• EXERCISE DETAILS
Print out the data below with every line intact.

• PROVIDED INFORMATION
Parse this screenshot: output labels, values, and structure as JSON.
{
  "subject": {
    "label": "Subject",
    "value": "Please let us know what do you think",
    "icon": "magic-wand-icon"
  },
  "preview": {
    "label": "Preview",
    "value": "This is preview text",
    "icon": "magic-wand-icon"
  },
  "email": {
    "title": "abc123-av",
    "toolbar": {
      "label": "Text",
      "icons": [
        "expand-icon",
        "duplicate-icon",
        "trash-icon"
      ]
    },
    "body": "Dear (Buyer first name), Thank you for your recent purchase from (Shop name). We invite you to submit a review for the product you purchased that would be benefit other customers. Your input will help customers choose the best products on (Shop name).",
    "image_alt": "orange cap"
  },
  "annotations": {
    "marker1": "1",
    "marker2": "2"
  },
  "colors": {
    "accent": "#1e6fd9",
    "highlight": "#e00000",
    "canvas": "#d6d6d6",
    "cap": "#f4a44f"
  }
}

• EXERCISE ANSWER
Parse this screenshot: output labels, values, and structure as JSON.
{
  "subject": {
    "label": "Subject",
    "value": "Please let us know what do you think",
    "icon": "magic-wand-icon"
  },
  "preview": {
    "label": "Preview",
    "value": "This is preview text",
    "icon": "magic-wand-icon"
  },
  "email": {
    "title": "abc123-av",
    "toolbar": {
      "label": "Text",
      "icons": [
        "expand-icon",
        "duplicate-icon",
        "trash-icon"
      ]
    },
    "body": "Dear (Buyer first name), Thank you for your recent purchase from (Shop name). We invite you to submit a review for the product you purchased that would be benefit other customers. Your input will help customers choose the best products on (Shop name).",
    "image_alt": "orange cap"
  },
  "annotations": {
    "marker1": "1",
    "marker2": "2"
  },
  "colors": {
    "accent": "#1e6fd9",
    "highlight": "#e00000",
    "canvas": "#d6d6d6",
    "cap": "#f4a44f"
  }
}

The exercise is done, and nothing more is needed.